Continue reading Well That Would Be Surprising

Junk Bond Strength is Bullish for Stocks

By Tom McClellan

Junk Bond A-D Line

High-yield bonds, or “junk” bonds, are corporate bonds, but they trade a lot more like the stock market than they do like T-Bonds.  What’s more, they are much more liquidity sensitive than most stocks, and so when liquidity turns bad (or good), it often shows up first in the behavior of junk bonds.

FINRA publishes each day the Advance-Decline (A-D) data for corporate bonds, breaking them down into different categories.  This week’s chart features a cumulative Daily A-D Line for FINRA’s “high yield” category.  I don’t know how they make their determinations of which bonds fit into which groups; that’s up to FINRA, and is not something I can control so I don’t worry about it.  But I really do appreciate them making these data available, because of what a great indicator this A-D Line is.

Continue reading Junk Bond Strength is Bullish for Stocks

Tops Before the Drops

By Tim Knight

Over the past couple of days, I have tiptoed back from battered bear to somewhat more aggressively short. I began the week about 115% committed and now am at about 170%. Not full-blown snarling and blood dripping from teeth, but at least not rocking back and forth in a corner.

One warning sign that merits at least a little caution is the clear bullish breakout from the emerging markets:

Emerging Markets

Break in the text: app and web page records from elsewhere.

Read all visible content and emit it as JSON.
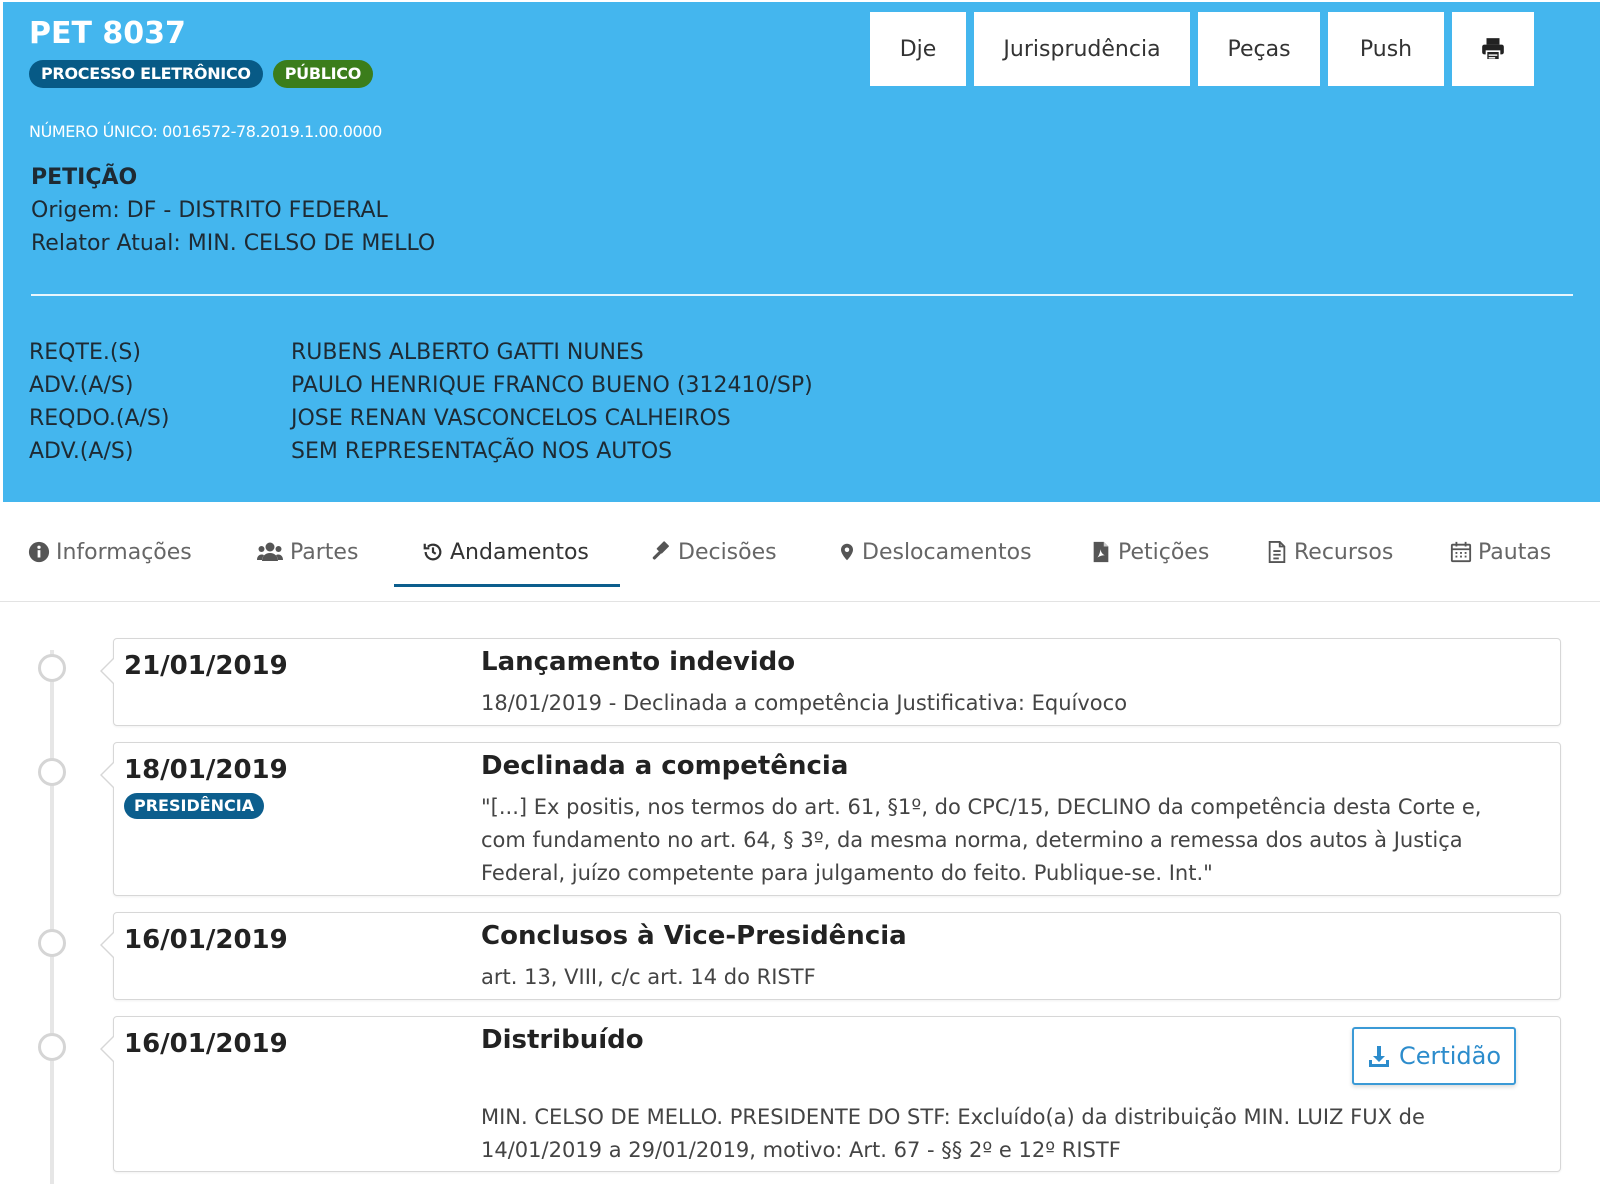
{
  "header": {
    "case_title": "PET 8037",
    "badges": {
      "eletronico": "PROCESSO ELETRÔNICO",
      "publico": "PÚBLICO"
    },
    "numero_unico": "NÚMERO ÚNICO: 0016572-78.2019.1.00.0000",
    "classe": "PETIÇÃO",
    "origem": "Origem: DF - DISTRITO FEDERAL",
    "relator": "Relator Atual: MIN. CELSO DE MELLO",
    "background_color": "#44b6ee"
  },
  "toolbar": {
    "dje": "Dje",
    "jurisprudencia": "Jurisprudência",
    "pecas": "Peças",
    "push": "Push",
    "print_icon": "print-icon"
  },
  "parties": [
    {
      "role": "REQTE.(S)",
      "name": "RUBENS ALBERTO GATTI NUNES"
    },
    {
      "role": "ADV.(A/S)",
      "name": "PAULO HENRIQUE FRANCO BUENO (312410/SP)"
    },
    {
      "role": "REQDO.(A/S)",
      "name": "JOSE RENAN VASCONCELOS CALHEIROS"
    },
    {
      "role": "ADV.(A/S)",
      "name": "SEM REPRESENTAÇÃO NOS AUTOS"
    }
  ],
  "tabs": [
    {
      "label": "Informações",
      "icon": "info-icon"
    },
    {
      "label": "Partes",
      "icon": "users-icon"
    },
    {
      "label": "Andamentos",
      "icon": "history-icon",
      "active": true
    },
    {
      "label": "Decisões",
      "icon": "gavel-icon"
    },
    {
      "label": "Deslocamentos",
      "icon": "map-marker-icon"
    },
    {
      "label": "Petições",
      "icon": "file-pdf-icon"
    },
    {
      "label": "Recursos",
      "icon": "file-text-icon"
    },
    {
      "label": "Pautas",
      "icon": "calendar-icon"
    }
  ],
  "andamentos": [
    {
      "date": "21/01/2019",
      "title": "Lançamento indevido",
      "description": "18/01/2019 - Declinada a competência Justificativa: Equívoco"
    },
    {
      "date": "18/01/2019",
      "badge": "PRESIDÊNCIA",
      "title": "Declinada a competência",
      "description": "\"[...] Ex positis, nos termos do art. 61, §1º, do CPC/15, DECLINO da competência desta Corte e, com fundamento no art. 64, § 3º, da mesma norma, determino a remessa dos autos à Justiça Federal, juízo competente para julgamento do feito. Publique-se. Int.\""
    },
    {
      "date": "16/01/2019",
      "title": "Conclusos à Vice-Presidência",
      "description": "art. 13, VIII, c/c art. 14 do RISTF"
    },
    {
      "date": "16/01/2019",
      "title": "Distribuído",
      "button": "Certidão",
      "description": "MIN. CELSO DE MELLO. PRESIDENTE DO STF: Excluído(a) da distribuição MIN. LUIZ FUX de 14/01/2019 a 29/01/2019, motivo: Art. 67 - §§ 2º e 12º RISTF"
    }
  ]
}
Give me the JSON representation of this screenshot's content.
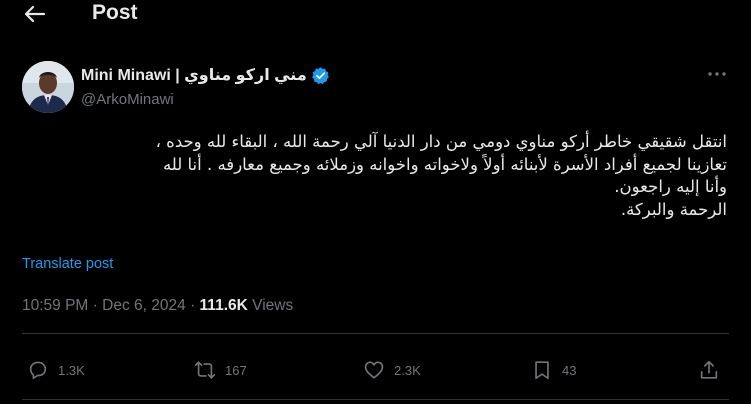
{
  "header": {
    "title": "Post"
  },
  "author": {
    "name": "Mini Minawi | مني اركو مناوي",
    "handle": "@ArkoMinawi"
  },
  "post": {
    "lines": [
      "انتقل شقيقي خاطر أركو مناوي دومي من دار الدنيا آلي رحمة الله ، البقاء لله وحده ،",
      "تعازينا لجميع أفراد الأسرة  لأبنائه أولاً ولاخواته واخوانه وزملائه وجميع معارفه . أنا لله",
      "وأنا إليه راجعون.",
      "الرحمة والبركة."
    ],
    "translate_label": "Translate post",
    "time": "10:59 PM",
    "separator": "·",
    "date": "Dec 6, 2024",
    "views_count": "111.6K",
    "views_label": "Views"
  },
  "actions": {
    "replies": "1.3K",
    "reposts": "167",
    "likes": "2.3K",
    "bookmarks": "43"
  },
  "colors": {
    "background": "#000000",
    "text": "#e7e9ea",
    "secondary": "#71767b",
    "accent": "#1d9bf0",
    "divider": "#2f3336"
  },
  "icons": {
    "back": "arrow-left-icon",
    "verified": "verified-badge-icon",
    "more": "more-dots-icon",
    "reply": "reply-icon",
    "repost": "repost-icon",
    "like": "heart-icon",
    "bookmark": "bookmark-icon",
    "share": "share-icon"
  }
}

Setting this aside, just about every important ETF I am tracking is shrieking “Short Me.” Regardez Vous:

Continue reading Tops Before the Drops